The question of what are essential elements is both straightforward and simple.
Whatever the story needs. (I never said it was useful. 0:)
But, you start with the story in hand. . . unless you don't. Perhaps you want to world-build. You find it fun. So you go off and world-build, like Tolkien, or like Hal Clement, who used to design a planet until it was no longer fun, then write down all the facts about it on index cards, then assemble them in a reasonable order of discovery, then write the novel to have the characters discover them in that order. It's useful to have some of that, because when the desire to world-build is less than the need to, you have a dull slog ahead of you. On the hand, if your desire to world-build greatly exceeds your desire to story, you have -- well, Tolkien, whose published work in his lifetime was never the stuff he really loved.
It's also hard to determine whether you have indeed reached the bare-bones minimum of a story. Plus world-building above and beyond that may water your story so that it sends off new shoots and blossoms. And its effects are wide-spread. It affects plot, and character, and local color, and realism. Henry James was wrong; it is not true that plot is character. Plot is character in setting. The story of a girl who wants to be a doctor is very different if she's an upper-class 19th century American, or a lower-class 21st century American, or the daughter of an impious man in a fantasy world where healing magic is strictly controlled by the temple of the healing goddess.
It's very likely that your idea comes with some world baggage attached.
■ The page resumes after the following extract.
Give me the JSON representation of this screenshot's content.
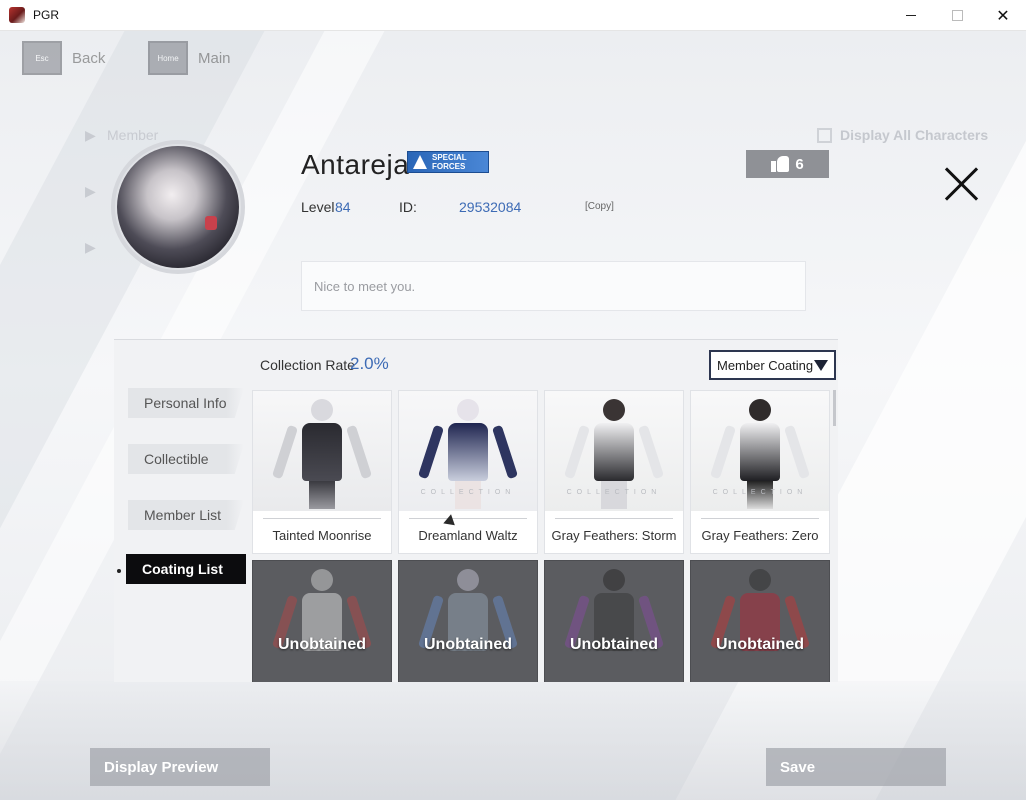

It should be examined as severely as everything else that suggests itself as an idea, but then exploited like everything else. If the great house has windows that would be vulnerabilities in any battle, for instance, it suggests a peaceable country. Perhaps steam-punk, or a magiteck equivalent. A dirigible would suggest that even more quickly. If a character is a princess, you have a monarchy, though how limited is still up in the air.
A vital thing to consider is whether it suggests how wild, weird, or wonderful your world is. Either way has enormous world-building implications. It is, for instance, a flaw in Robert E. Howard's stories that the pirate strongholds are nowhere on the major trade routes -- can't be, they don't go between large countries -- because he doesn't have significant magic transportation. And, for that matter, he has Euclidean geography. Most fantasy worlds do, of course. In theory. Tallying up distances is not always carried out perfectly, and supply logistics would be immensely difficult in many worlds. Then, if you decide not to have Euclidean geography, you have to work out how people move. Supply logistics still can be a difficult. Are the connections random or fixed? If they are random, your character can never land conveniently and obviously somewhere handy for them or your readers will know you put your finger on the scales.
Whenever a world has a major fantastical element, you must rigorously think through implications until you work out everything that will affect your character and his story. This can be a little less than obvious. If sailing ships magic up winds to fill their sails, does it affect the weather? If magical ability is inborn, how is it distributed among the population? Even if there is a magical caste, what happens with the little -- accidents, who do tend to be born? Not to mention love matches.
But where the element does not apply, or even in the aspects it does not affect of some things, you need to have realism, and world-building for it. The beautiful daughter of a rich merchant -- what did he make his money in? How desperate are he and her mother to marry her off to a nobleman? How desperate would a nobleman have to be to marry a merchant's daughter, sullied by trade? What sort of training would she have been given to make her more suitable as a noblewoman than to marry some other merchant? You may never need to touch on how the common children amuse themselves, or where they get the luxurious foods for the feast.
In both settings, the work helps you from the gravest danger -- to automatically reach for what is familiar to you in your own world, and slap it in the story. A strange world filled with wonders should always have another wonder.
Some people use questionnaires to think things through, which go through various aspects of the world to make sure you think of them. Me, I use extensive reading in primary source to build up a sense of what a society is like, and test against it. What techniques do you use?
part of bittercon